§ WHAT YOU ARE ASKED TO DO: Find every line in the records below that holds the word "grades", and copy each one.

§ RECORDS FOR THIS TASK:
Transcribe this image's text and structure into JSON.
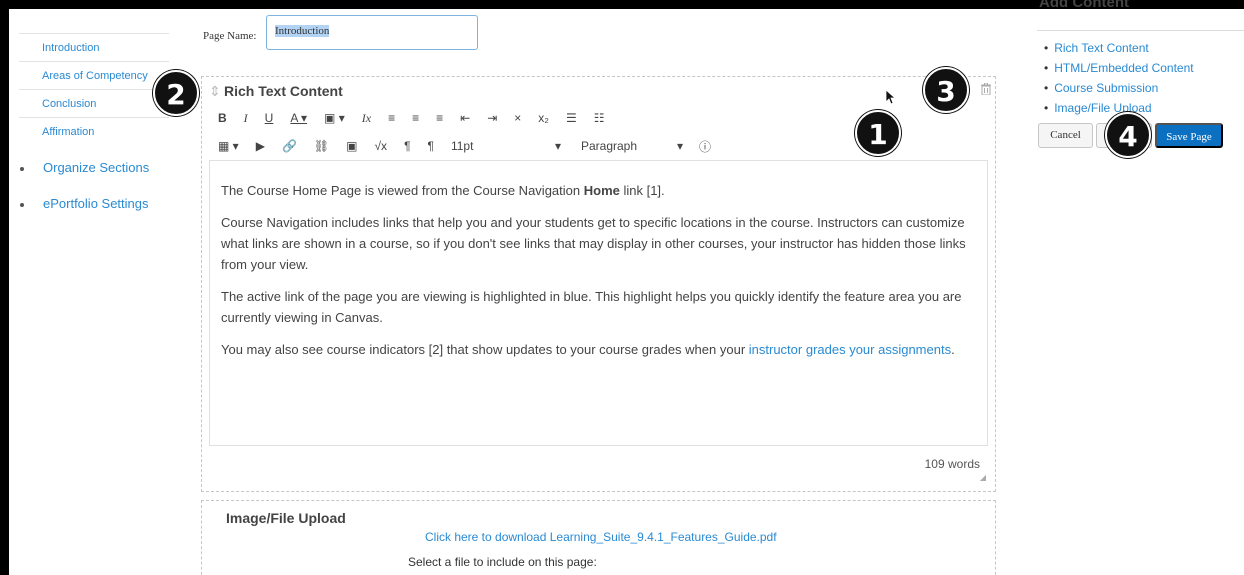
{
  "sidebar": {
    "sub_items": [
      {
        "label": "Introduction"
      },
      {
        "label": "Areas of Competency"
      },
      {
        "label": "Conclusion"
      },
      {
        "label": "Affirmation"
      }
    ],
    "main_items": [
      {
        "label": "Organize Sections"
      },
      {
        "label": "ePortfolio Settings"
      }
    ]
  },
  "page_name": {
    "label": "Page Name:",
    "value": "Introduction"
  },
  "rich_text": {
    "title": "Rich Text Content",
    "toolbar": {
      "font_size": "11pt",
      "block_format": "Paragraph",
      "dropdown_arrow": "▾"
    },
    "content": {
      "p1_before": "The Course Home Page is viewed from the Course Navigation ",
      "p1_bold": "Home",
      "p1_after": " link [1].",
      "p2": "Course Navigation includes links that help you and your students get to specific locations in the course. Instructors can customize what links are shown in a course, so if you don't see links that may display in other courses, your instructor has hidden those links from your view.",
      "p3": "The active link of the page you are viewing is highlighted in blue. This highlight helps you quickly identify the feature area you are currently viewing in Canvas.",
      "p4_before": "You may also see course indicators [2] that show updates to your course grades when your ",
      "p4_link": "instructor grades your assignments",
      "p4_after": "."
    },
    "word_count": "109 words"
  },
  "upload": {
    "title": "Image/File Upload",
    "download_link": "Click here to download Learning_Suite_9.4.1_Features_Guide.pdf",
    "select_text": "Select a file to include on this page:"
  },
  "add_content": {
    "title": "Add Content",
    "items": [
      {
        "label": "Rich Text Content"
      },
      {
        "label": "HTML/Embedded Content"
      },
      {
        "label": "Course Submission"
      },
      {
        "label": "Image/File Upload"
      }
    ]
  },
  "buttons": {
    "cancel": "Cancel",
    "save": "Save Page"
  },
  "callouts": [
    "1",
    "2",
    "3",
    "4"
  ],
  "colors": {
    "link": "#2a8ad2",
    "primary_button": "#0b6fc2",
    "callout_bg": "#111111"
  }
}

§ WRITTEN ANSWER:
      "p4_before": "You may also see course indicators [2] that show updates to your course grades when your ",
      "p4_link": "instructor grades your assignments",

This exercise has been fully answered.